Task brief:
Report how many lines in the records below hold the word "text". Add nothing to the number.

*** Opening of Records to use ***

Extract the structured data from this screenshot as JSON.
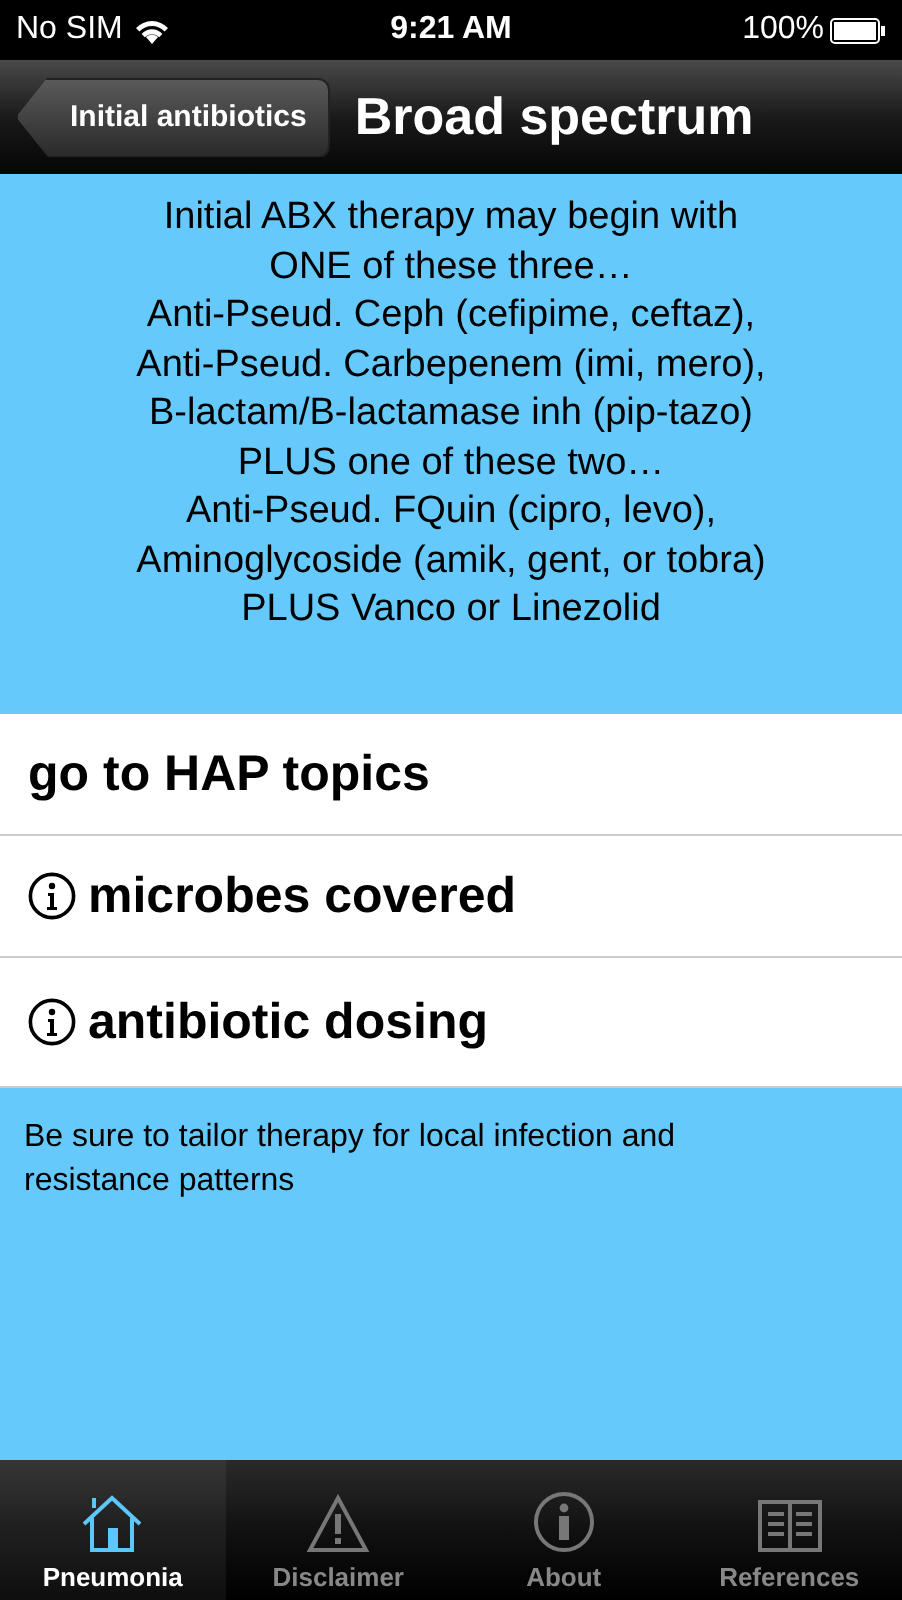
{
  "status_bar": {
    "carrier": "No SIM",
    "time": "9:21 AM",
    "battery": "100%"
  },
  "nav_bar": {
    "back": "Initial antibiotics",
    "title": "Broad spectrum"
  },
  "summary": [
    "Initial ABX therapy may begin with",
    "ONE of these three…",
    "Anti-Pseud. Ceph (cefipime, ceftaz),",
    "Anti-Pseud. Carbepenem (imi, mero),",
    "B-lactam/B-lactamase inh (pip-tazo)",
    "PLUS one of these two…",
    "Anti-Pseud. FQuin (cipro, levo),",
    "Aminoglycoside (amik, gent, or tobra)",
    "PLUS Vanco or Linezolid"
  ],
  "rows": [
    {
      "label": "go to HAP topics",
      "kind": "plain"
    },
    {
      "label": "microbes covered",
      "kind": "info"
    },
    {
      "label": "antibiotic dosing",
      "kind": "info"
    }
  ],
  "note": "Be sure to tailor therapy for local infection and resistance patterns",
  "tab_bar": [
    {
      "label": "Pneumonia",
      "kind": "home",
      "selected": true
    },
    {
      "label": "Disclaimer",
      "kind": "warning",
      "selected": false
    },
    {
      "label": "About",
      "kind": "info",
      "selected": false
    },
    {
      "label": "References",
      "kind": "book",
      "selected": false
    }
  ]
}
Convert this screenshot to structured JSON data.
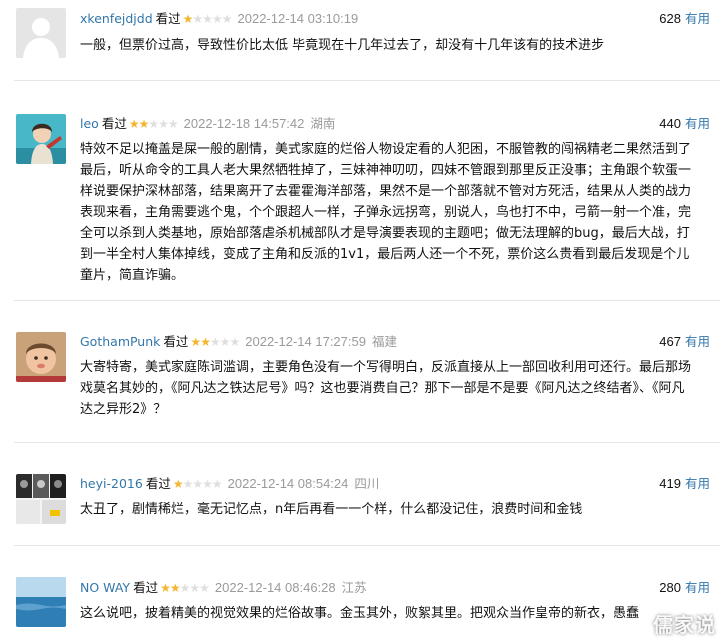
{
  "labels": {
    "seen": "看过",
    "useful": "有用"
  },
  "reviews": [
    {
      "user": "xkenfejdjdd",
      "rating": 1,
      "time": "2022-12-14 03:10:19",
      "location": "",
      "votes": "628",
      "avatar": "default-avatar",
      "text": "一般，但票价过高，导致性价比太低 毕竟现在十几年过去了，却没有十几年该有的技术进步"
    },
    {
      "user": "leo",
      "rating": 2,
      "time": "2022-12-18 14:57:42",
      "location": "湖南",
      "votes": "440",
      "avatar": "illustration-avatar",
      "text": "特效不足以掩盖是屎一般的剧情，美式家庭的烂俗人物设定看的人犯困，不服管教的闯祸精老二果然活到了最后，听从命令的工具人老大果然牺牲掉了，三妹神神叨叨，四妹不管跟到那里反正没事；主角跟个软蛋一样说要保护深林部落，结果离开了去霍霍海洋部落，果然不是一个部落就不管对方死活，结果从人类的战力表现来看，主角需要逃个鬼，个个跟超人一样，子弹永远拐弯，别说人，鸟也打不中，弓箭一射一个准，完全可以杀到人类基地，原始部落虐杀机械部队才是导演要表现的主题吧；做无法理解的bug，最后大战，打到一半全村人集体掉线，变成了主角和反派的1v1，最后两人还一个不死，票价这么贵看到最后发现是个儿童片，简直诈骗。"
    },
    {
      "user": "GothamPunk",
      "rating": 2,
      "time": "2022-12-14 17:27:59",
      "location": "福建",
      "votes": "467",
      "avatar": "baby-photo-avatar",
      "text": "大寄特寄，美式家庭陈词滥调，主要角色没有一个写得明白，反派直接从上一部回收利用可还行。最后那场戏莫名其妙的，《阿凡达之铁达尼号》吗？这也要消费自己？那下一部是不是要《阿凡达之终结者》、《阿凡达之异形2》？"
    },
    {
      "user": "heyi-2016",
      "rating": 1,
      "time": "2022-12-14 08:54:24",
      "location": "四川",
      "votes": "419",
      "avatar": "collage-avatar",
      "text": "太丑了，剧情稀烂，毫无记忆点，n年后再看一一个样，什么都没记住，浪费时间和金钱"
    },
    {
      "user": "NO WAY",
      "rating": 2,
      "time": "2022-12-14 08:46:28",
      "location": "江苏",
      "votes": "280",
      "avatar": "sea-photo-avatar",
      "text": "这么说吧，披着精美的视觉效果的烂俗故事。金玉其外，败絮其里。把观众当作皇帝的新衣，愚蠢"
    }
  ],
  "watermark": "儒家说",
  "colors": {
    "link": "#3377aa",
    "star_on": "#f4b631",
    "star_off": "#dfdfdf",
    "meta": "#9a9a9a"
  }
}
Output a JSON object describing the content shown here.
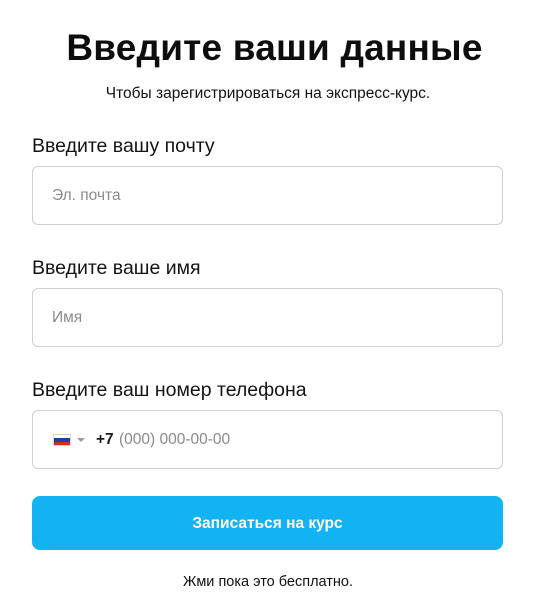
{
  "header": {
    "title": "Введите ваши данные",
    "subtitle": "Чтобы зарегистрироваться на экспресс-курс."
  },
  "form": {
    "email": {
      "label": "Введите вашу почту",
      "placeholder": "Эл. почта",
      "value": ""
    },
    "name": {
      "label": "Введите ваше имя",
      "placeholder": "Имя",
      "value": ""
    },
    "phone": {
      "label": "Введите ваш номер телефона",
      "country_icon": "russia-flag-icon",
      "dial_code": "+7",
      "placeholder": "(000) 000-00-00",
      "value": ""
    },
    "submit_label": "Записаться на курс",
    "footnote": "Жми пока это бесплатно."
  },
  "colors": {
    "accent": "#13b2f2",
    "border": "#cfcfcf",
    "text": "#111111",
    "placeholder": "#8a8a8a"
  }
}
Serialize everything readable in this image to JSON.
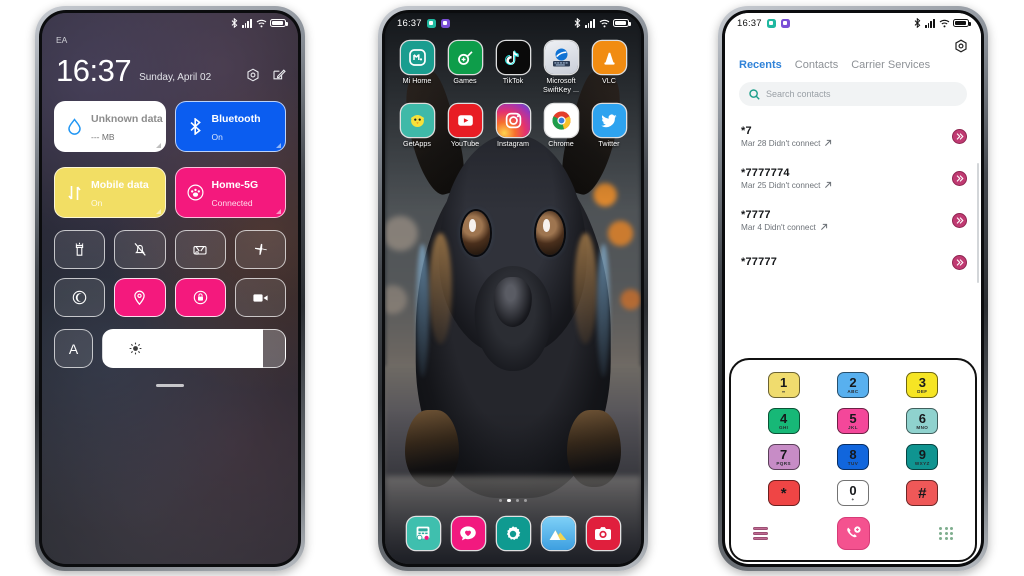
{
  "phone1": {
    "statusbar": {
      "carrier": "EA",
      "icons": [
        "bluetooth-icon",
        "signal-icon",
        "wifi-icon",
        "battery-icon"
      ]
    },
    "clock": {
      "time": "16:37",
      "date": "Sunday, April 02"
    },
    "header_icons": [
      "settings-hex-icon",
      "edit-icon"
    ],
    "big_tiles": [
      {
        "name": "data-usage",
        "title": "Unknown data pl...",
        "sub": "--- MB",
        "icon": "water-drop-icon",
        "color": "#ffffff"
      },
      {
        "name": "bluetooth",
        "title": "Bluetooth",
        "sub": "On",
        "icon": "bluetooth-icon",
        "color": "#0b5df0"
      },
      {
        "name": "mobile-data",
        "title": "Mobile data",
        "sub": "On",
        "icon": "data-arrows-icon",
        "color": "#f2de64"
      },
      {
        "name": "wifi",
        "title": "Home-5G",
        "sub": "Connected",
        "icon": "paw-wifi-icon",
        "color": "#f4197d"
      }
    ],
    "toggles": [
      {
        "name": "flashlight",
        "icon": "flashlight-icon",
        "on": false
      },
      {
        "name": "silent",
        "icon": "bell-off-icon",
        "on": false
      },
      {
        "name": "screenshot",
        "icon": "screenshot-icon",
        "on": false
      },
      {
        "name": "airplane-mode",
        "icon": "airplane-icon",
        "on": false
      },
      {
        "name": "dark-mode",
        "icon": "moon-icon",
        "on": false
      },
      {
        "name": "location",
        "icon": "location-pin-icon",
        "on": true
      },
      {
        "name": "auto-rotate",
        "icon": "rotate-lock-icon",
        "on": true
      },
      {
        "name": "screen-recorder",
        "icon": "video-camera-icon",
        "on": false
      }
    ],
    "font_button": "A",
    "brightness": {
      "icon": "brightness-icon",
      "level": 88
    }
  },
  "phone2": {
    "statusbar": {
      "time": "16:37",
      "badges": [
        "teal-app-badge",
        "violet-app-badge"
      ],
      "icons": [
        "bluetooth-icon",
        "signal-icon",
        "wifi-icon",
        "battery-icon"
      ]
    },
    "apps_row1": [
      {
        "label": "Mi Home",
        "icon": "mi-home-icon",
        "bg": "#1a9d8f"
      },
      {
        "label": "Games",
        "icon": "games-icon",
        "bg": "#0e9d4a"
      },
      {
        "label": "TikTok",
        "icon": "tiktok-icon",
        "bg": "#0a0a0a"
      },
      {
        "label": "Microsoft SwiftKey ...",
        "icon": "swiftkey-icon",
        "bg": "#e7e9ee"
      },
      {
        "label": "VLC",
        "icon": "vlc-icon",
        "bg": "#f18c12"
      }
    ],
    "apps_row2": [
      {
        "label": "GetApps",
        "icon": "getapps-icon",
        "bg": "#3fb9a8"
      },
      {
        "label": "YouTube",
        "icon": "youtube-icon",
        "bg": "#e81d24"
      },
      {
        "label": "Instagram",
        "icon": "instagram-icon",
        "bg": "#d6249f"
      },
      {
        "label": "Chrome",
        "icon": "chrome-icon",
        "bg": "#ffffff"
      },
      {
        "label": "Twitter",
        "icon": "twitter-icon",
        "bg": "#2ea3ef"
      }
    ],
    "page_dots": {
      "count": 4,
      "active": 1
    },
    "dock": [
      {
        "label": "Phone",
        "icon": "dialer-icon",
        "bg": "#3fbfae"
      },
      {
        "label": "Messages",
        "icon": "message-heart-icon",
        "bg": "#f2197f"
      },
      {
        "label": "Settings",
        "icon": "gear-icon",
        "bg": "#0f9a90"
      },
      {
        "label": "Gallery",
        "icon": "mountain-icon",
        "bg": "#62bdf0"
      },
      {
        "label": "Camera",
        "icon": "camera-icon",
        "bg": "#e01f3d"
      }
    ]
  },
  "phone3": {
    "statusbar": {
      "time": "16:37",
      "badges": [
        "teal-app-badge",
        "violet-app-badge"
      ],
      "icons": [
        "bluetooth-icon",
        "signal-icon",
        "wifi-icon",
        "battery-icon"
      ]
    },
    "gear": "settings-hex-icon",
    "tabs": [
      {
        "label": "Recents",
        "active": true
      },
      {
        "label": "Contacts",
        "active": false
      },
      {
        "label": "Carrier Services",
        "active": false
      }
    ],
    "search_placeholder": "Search contacts",
    "search_icon": "search-icon",
    "calls": [
      {
        "number": "*7",
        "detail": "Mar 28 Didn't connect",
        "direction": "outgoing-arrow-icon",
        "badge": "chevrons-right-icon"
      },
      {
        "number": "*7777774",
        "detail": "Mar 25 Didn't connect",
        "direction": "outgoing-arrow-icon",
        "badge": "chevrons-right-icon"
      },
      {
        "number": "*7777",
        "detail": "Mar 4 Didn't connect",
        "direction": "outgoing-arrow-icon",
        "badge": "chevrons-right-icon"
      },
      {
        "number": "*77777",
        "detail": "",
        "direction": "outgoing-arrow-icon",
        "badge": "chevrons-right-icon"
      }
    ],
    "keys": [
      {
        "n": "1",
        "s": "∞",
        "bg": "#f0dc6e",
        "sub_icon": "voicemail-icon"
      },
      {
        "n": "2",
        "s": "ABC",
        "bg": "#58b0ef"
      },
      {
        "n": "3",
        "s": "DEF",
        "bg": "#f6e524"
      },
      {
        "n": "4",
        "s": "GHI",
        "bg": "#17b877"
      },
      {
        "n": "5",
        "s": "JKL",
        "bg": "#f4479a"
      },
      {
        "n": "6",
        "s": "MNO",
        "bg": "#8fd2ce"
      },
      {
        "n": "7",
        "s": "PQRS",
        "bg": "#c78cc6"
      },
      {
        "n": "8",
        "s": "TUV",
        "bg": "#1166dd"
      },
      {
        "n": "9",
        "s": "WXYZ",
        "bg": "#0f9490"
      },
      {
        "n": "*",
        "s": "",
        "bg": "#ef4545"
      },
      {
        "n": "0",
        "s": "+",
        "bg": "#ffffff"
      },
      {
        "n": "#",
        "s": "",
        "bg": "#ef5858"
      }
    ],
    "pad_actions": {
      "left_icon": "menu-lines-icon",
      "call_icon": "call-add-icon",
      "right_icon": "keypad-dots-icon"
    }
  }
}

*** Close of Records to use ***

Exercise solution:
6